Highlighting the threats, often well beyond the reality reflected in the numbers (perceptions, though wrong, and misconceptions, often manipulated, do count and should not be underestimated) , the populists create a situation of diffused fear and legitimate reactions of all kinds. In some cases, they reflect and amplify popular reactions. In fact, it cannot be denied that, often, the populists are indeed representative of a variety of attitudes, preconceptions, emotions on which they thrive and build additional consensus. Their speeches reflect what large sectors of the people feel and expresses. In any case, those speeches repeatedly provide justifications for all the actions and reactions of the populist leader’s followers. Violent words are not stones, but they may suggest that stones can be used for well-deserved punishments. Two types of stones have made their appearance in contexts in which populist sentiments are dense, deep, and widespread. There are stones thrown directly by the authorities themselves, for instance by the Hungarian Prime Minister Viktor Orbàn and, to a lesser, but incisive, extent by the Italian deputy-Prime Minister and Minister of the Interior Matteo Salvini, and stones thrown by isolated individuals who have become prey of the populist discourse and its not so hidden content.
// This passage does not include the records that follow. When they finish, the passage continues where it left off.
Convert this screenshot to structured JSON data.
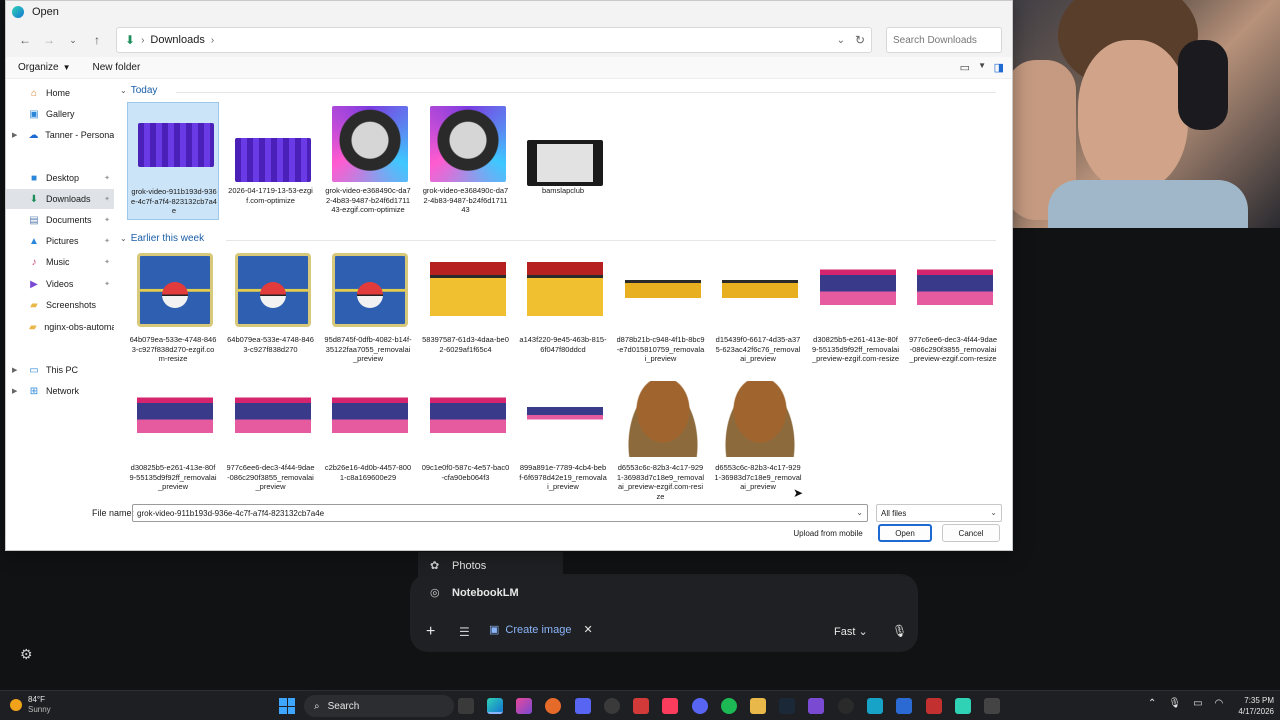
{
  "window": {
    "title": "Open"
  },
  "address": {
    "location": "Downloads",
    "search_placeholder": "Search Downloads"
  },
  "command_bar": {
    "organize": "Organize",
    "new_folder": "New folder"
  },
  "nav_pane": [
    {
      "label": "Home",
      "icon": "home-icon"
    },
    {
      "label": "Gallery",
      "icon": "gallery-icon"
    },
    {
      "label": "Tanner - Personal",
      "icon": "cloud-icon"
    },
    {
      "label": "Desktop",
      "icon": "desktop-icon"
    },
    {
      "label": "Downloads",
      "icon": "download-icon"
    },
    {
      "label": "Documents",
      "icon": "documents-icon"
    },
    {
      "label": "Pictures",
      "icon": "pictures-icon"
    },
    {
      "label": "Music",
      "icon": "music-icon"
    },
    {
      "label": "Videos",
      "icon": "videos-icon"
    },
    {
      "label": "Screenshots",
      "icon": "folder-icon"
    },
    {
      "label": "nginx-obs-automat",
      "icon": "folder-icon"
    },
    {
      "label": "This PC",
      "icon": "pc-icon"
    },
    {
      "label": "Network",
      "icon": "network-icon"
    }
  ],
  "groups": {
    "today": "Today",
    "earlier": "Earlier this week"
  },
  "files_today": [
    {
      "name": "grok-video-911b193d-936e-4c7f-a7f4-823132cb7a4e",
      "thumb": "purple-video"
    },
    {
      "name": "2026-04-1719-13-53-ezgif.com-optimize",
      "thumb": "purple"
    },
    {
      "name": "grok-video-e368490c-da72-4b83-9487-b24f6d171143-ezgif.com-optimize",
      "thumb": "portrait"
    },
    {
      "name": "grok-video-e368490c-da72-4b83-9487-b24f6d171143",
      "thumb": "portrait"
    },
    {
      "name": "bamslapclub",
      "thumb": "video"
    }
  ],
  "files_week_row1": [
    {
      "name": "64b079ea-533e-4748-8463-c927f838d270-ezgif.com-resize",
      "thumb": "pokecard"
    },
    {
      "name": "64b079ea-533e-4748-8463-c927f838d270",
      "thumb": "pokecard"
    },
    {
      "name": "95d8745f-0dfb-4082-b14f-35122faa7055_removalai_preview",
      "thumb": "pokecard"
    },
    {
      "name": "58397587-61d3-4daa-be02-6029af1f65c4",
      "thumb": "logo-red"
    },
    {
      "name": "a143f220-9e45-463b-815-6f047f80ddcd",
      "thumb": "logo-red"
    },
    {
      "name": "d878b21b-c948-4f1b-8bc9-e7d015810759_removalai_preview",
      "thumb": "logo-small"
    },
    {
      "name": "d15439f0-6617-4d35-a375-623ac42f6c76_removalai_preview",
      "thumb": "logo-small"
    },
    {
      "name": "d30825b5-e261-413e-80f9-55135d9f92ff_removalai_preview-ezgif.com-resize",
      "thumb": "prism"
    },
    {
      "name": "977c6ee6-dec3-4f44-9dae-086c290f3855_removalai_preview-ezgif.com-resize",
      "thumb": "prism"
    }
  ],
  "files_week_row2": [
    {
      "name": "d30825b5-e261-413e-80f9-55135d9f92ff_removalai_preview",
      "thumb": "prism"
    },
    {
      "name": "977c6ee6-dec3-4f44-9dae-086c290f3855_removalai_preview",
      "thumb": "prism"
    },
    {
      "name": "c2b26e16-4d0b-4457-8001-c8a169600e29",
      "thumb": "prism"
    },
    {
      "name": "09c1e0f0-587c-4e57-bac0-cfa90eb064f3",
      "thumb": "prism"
    },
    {
      "name": "899a891e-7789-4cb4-bebf-6f6978d42e19_removalai_preview",
      "thumb": "prism-small"
    },
    {
      "name": "d6553c6c-82b3-4c17-9291-36983d7c18e9_removalai_preview-ezgif.com-resize",
      "thumb": "diglett"
    },
    {
      "name": "d6553c6c-82b3-4c17-9291-36983d7c18e9_removalai_preview",
      "thumb": "diglett"
    }
  ],
  "footer": {
    "file_name_label": "File name:",
    "file_name_value": "grok-video-911b193d-936e-4c7f-a7f4-823132cb7a4e",
    "filter": "All files",
    "upload": "Upload from mobile",
    "open": "Open",
    "cancel": "Cancel"
  },
  "background_app": {
    "menu": [
      {
        "label": "Photos",
        "icon": "photos-icon"
      },
      {
        "label": "NotebookLM",
        "icon": "notebook-icon"
      }
    ],
    "chip": "Create image",
    "mode": "Fast"
  },
  "taskbar": {
    "weather_temp": "84°F",
    "weather_cond": "Sunny",
    "search": "Search",
    "time": "7:35 PM",
    "date": "4/17/2026"
  },
  "colors": {
    "accent": "#1e6ad2",
    "selection": "#cce4f7",
    "chip": "#8ab4f8"
  }
}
In Italy there have been several instances of discrimination and violence against the migrants. Those instances have taken the form of blatant exploitation on the workplace and even of beatings and, much more rarely, killings. Even when, rarely, isolated (lone wolves), the perpetrators of violence against the migrants know that they will have the possibility to justify their actions pointing to the migrants’ previous behavior. They too have done so, that is, engaged in illegal forms of behavior. Moreover, it is their very presence that poses an unacceptable challenge to our (the citizens’) way of life. We, the people, are simply trying to defend ourselves. Contrary to the bankers, the journalists, the intellectuals, the establishment, we, the people, live side by side with the migrants. It is us who suffer all the negative consequences of a situation created or accepted by the elites who do not know what they are talking about. And who do not prove capable of facing and solving the problem by reaffirming the culture of the people. Once more, all these statements contain more than a grain of truth. The populist leader relies on these statements and sentiments and has no scruple in inviting in a more or less subtle way “his” people to react, if necessary, confronting violence with violence. Nevertheless, there is a good news in Italy. So far the judiciary has not wavered in implementing the law also against the populist rank-and- file. The words of the law have so far had the upper hand over the stones of the haters of the migrants.

 

*Emeritus Professor of Political Science, University of Bologna

 

  1. Jan-Werner Müller, What is Populism?; Philadelphia, University of Pennsylvania Press, provides an excellent, short and sharp, analysis of the phenomenon.
  2. The Italian case and its long roots are convincingly presented by Marco Tarchi, Italia populista. Dal qualunquismo a Beppe Grillo, Bologna, Il Mulino, 2015.